Task description: The data below should be retyped exactly, with the pictures left out.

Interface dataset entries:
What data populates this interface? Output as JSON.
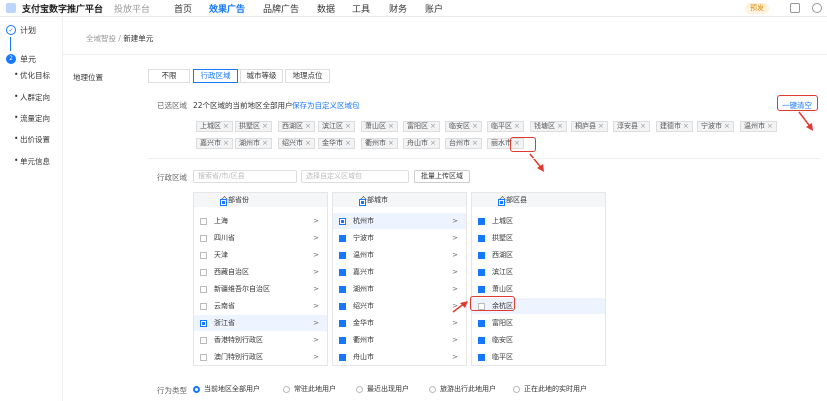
{
  "header": {
    "brand": "支付宝数字推广平台",
    "sub": "投放平台",
    "nav": [
      "首页",
      "效果广告",
      "品牌广告",
      "数据",
      "工具",
      "财务",
      "账户"
    ],
    "badge": "预发"
  },
  "sidebar": {
    "steps": [
      {
        "num": "✓",
        "label": "计划"
      },
      {
        "num": "2",
        "label": "单元"
      }
    ],
    "items": [
      "优化目标",
      "人群定向",
      "流量定向",
      "出价设置",
      "单元信息"
    ]
  },
  "breadcrumb": {
    "parent": "全域智投",
    "sep": "/",
    "current": "新建单元"
  },
  "location": {
    "label": "地理位置",
    "tabs": [
      "不限",
      "行政区域",
      "城市等级",
      "地理点位"
    ]
  },
  "selected": {
    "label": "已选区域",
    "summary": "22个区域的当前地区全部用户",
    "save_link": "保存为自定义区域包",
    "clear": "一键清空",
    "chips": [
      "上城区",
      "拱墅区",
      "西湖区",
      "滨江区",
      "萧山区",
      "富阳区",
      "临安区",
      "临平区",
      "钱塘区",
      "桐庐县",
      "淳安县",
      "建德市",
      "宁波市",
      "温州市",
      "嘉兴市",
      "湖州市",
      "绍兴市",
      "金华市",
      "衢州市",
      "舟山市",
      "台州市",
      "丽水市"
    ]
  },
  "region": {
    "label": "行政区域",
    "search_placeholder": "搜索省/市/区县",
    "custom_placeholder": "选择自定义区域包",
    "upload": "批量上传区域"
  },
  "prov": {
    "header": "全部省份",
    "rows": [
      "上海",
      "四川省",
      "天津",
      "西藏自治区",
      "新疆维吾尔自治区",
      "云南省",
      "浙江省",
      "香港特别行政区",
      "澳门特别行政区"
    ]
  },
  "city": {
    "header": "全部城市",
    "rows": [
      "杭州市",
      "宁波市",
      "温州市",
      "嘉兴市",
      "湖州市",
      "绍兴市",
      "金华市",
      "衢州市",
      "舟山市"
    ]
  },
  "dist": {
    "header": "全部区县",
    "rows": [
      "上城区",
      "拱墅区",
      "西湖区",
      "滨江区",
      "萧山区",
      "余杭区",
      "富阳区",
      "临安区",
      "临平区"
    ]
  },
  "behavior": {
    "label": "行为类型",
    "options": [
      "当前地区全部用户",
      "常驻此地用户",
      "最近出现用户",
      "旅游出行此地用户",
      "正在此地的实时用户"
    ]
  }
}
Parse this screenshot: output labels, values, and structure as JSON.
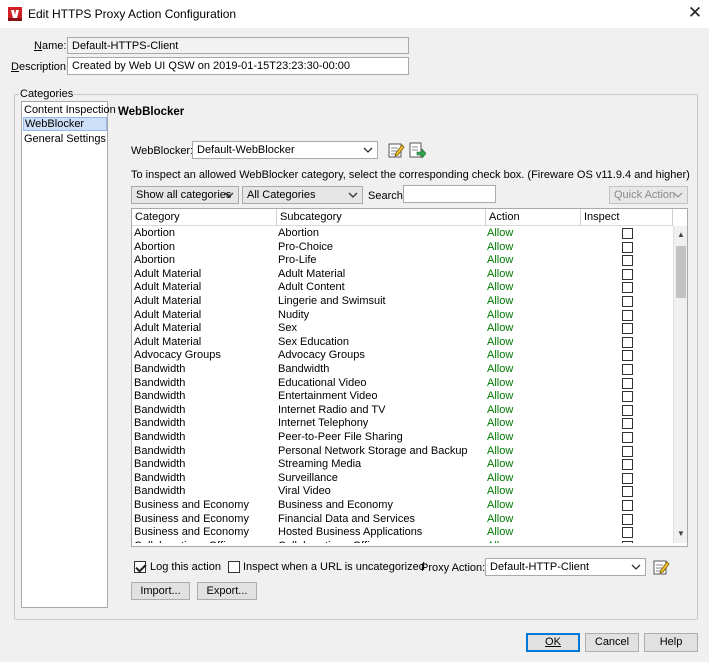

Answer space:
What data populates this interface? Output as JSON.
{
  "header": {
    "brand": "支付宝数字推广平台",
    "sub": "投放平台",
    "nav": [
      "首页",
      "效果广告",
      "品牌广告",
      "数据",
      "工具",
      "财务",
      "账户"
    ],
    "badge": "预发"
  },
  "sidebar": {
    "steps": [
      {
        "num": "✓",
        "label": "计划"
      },
      {
        "num": "2",
        "label": "单元"
      }
    ],
    "items": [
      "优化目标",
      "人群定向",
      "流量定向",
      "出价设置",
      "单元信息"
    ]
  },
  "breadcrumb": {
    "parent": "全域智投",
    "sep": "/",
    "current": "新建单元"
  },
  "location": {
    "label": "地理位置",
    "tabs": [
      "不限",
      "行政区域",
      "城市等级",
      "地理点位"
    ]
  },
  "selected": {
    "label": "已选区域",
    "summary": "22个区域的当前地区全部用户",
    "save_link": "保存为自定义区域包",
    "clear": "一键清空",
    "chips": [
      "上城区",
      "拱墅区",
      "西湖区",
      "滨江区",
      "萧山区",
      "富阳区",
      "临安区",
      "临平区",
      "钱塘区",
      "桐庐县",
      "淳安县",
      "建德市",
      "宁波市",
      "温州市",
      "嘉兴市",
      "湖州市",
      "绍兴市",
      "金华市",
      "衢州市",
      "舟山市",
      "台州市",
      "丽水市"
    ]
  },
  "region": {
    "label": "行政区域",
    "search_placeholder": "搜索省/市/区县",
    "custom_placeholder": "选择自定义区域包",
    "upload": "批量上传区域"
  },
  "prov": {
    "header": "全部省份",
    "rows": [
      "上海",
      "四川省",
      "天津",
      "西藏自治区",
      "新疆维吾尔自治区",
      "云南省",
      "浙江省",
      "香港特别行政区",
      "澳门特别行政区"
    ]
  },
  "city": {
    "header": "全部城市",
    "rows": [
      "杭州市",
      "宁波市",
      "温州市",
      "嘉兴市",
      "湖州市",
      "绍兴市",
      "金华市",
      "衢州市",
      "舟山市"
    ]
  },
  "dist": {
    "header": "全部区县",
    "rows": [
      "上城区",
      "拱墅区",
      "西湖区",
      "滨江区",
      "萧山区",
      "余杭区",
      "富阳区",
      "临安区",
      "临平区"
    ]
  },
  "behavior": {
    "label": "行为类型",
    "options": [
      "当前地区全部用户",
      "常驻此地用户",
      "最近出现用户",
      "旅游出行此地用户",
      "正在此地的实时用户"
    ]
  }
}
Parse this screenshot: output labels, values, and structure as JSON.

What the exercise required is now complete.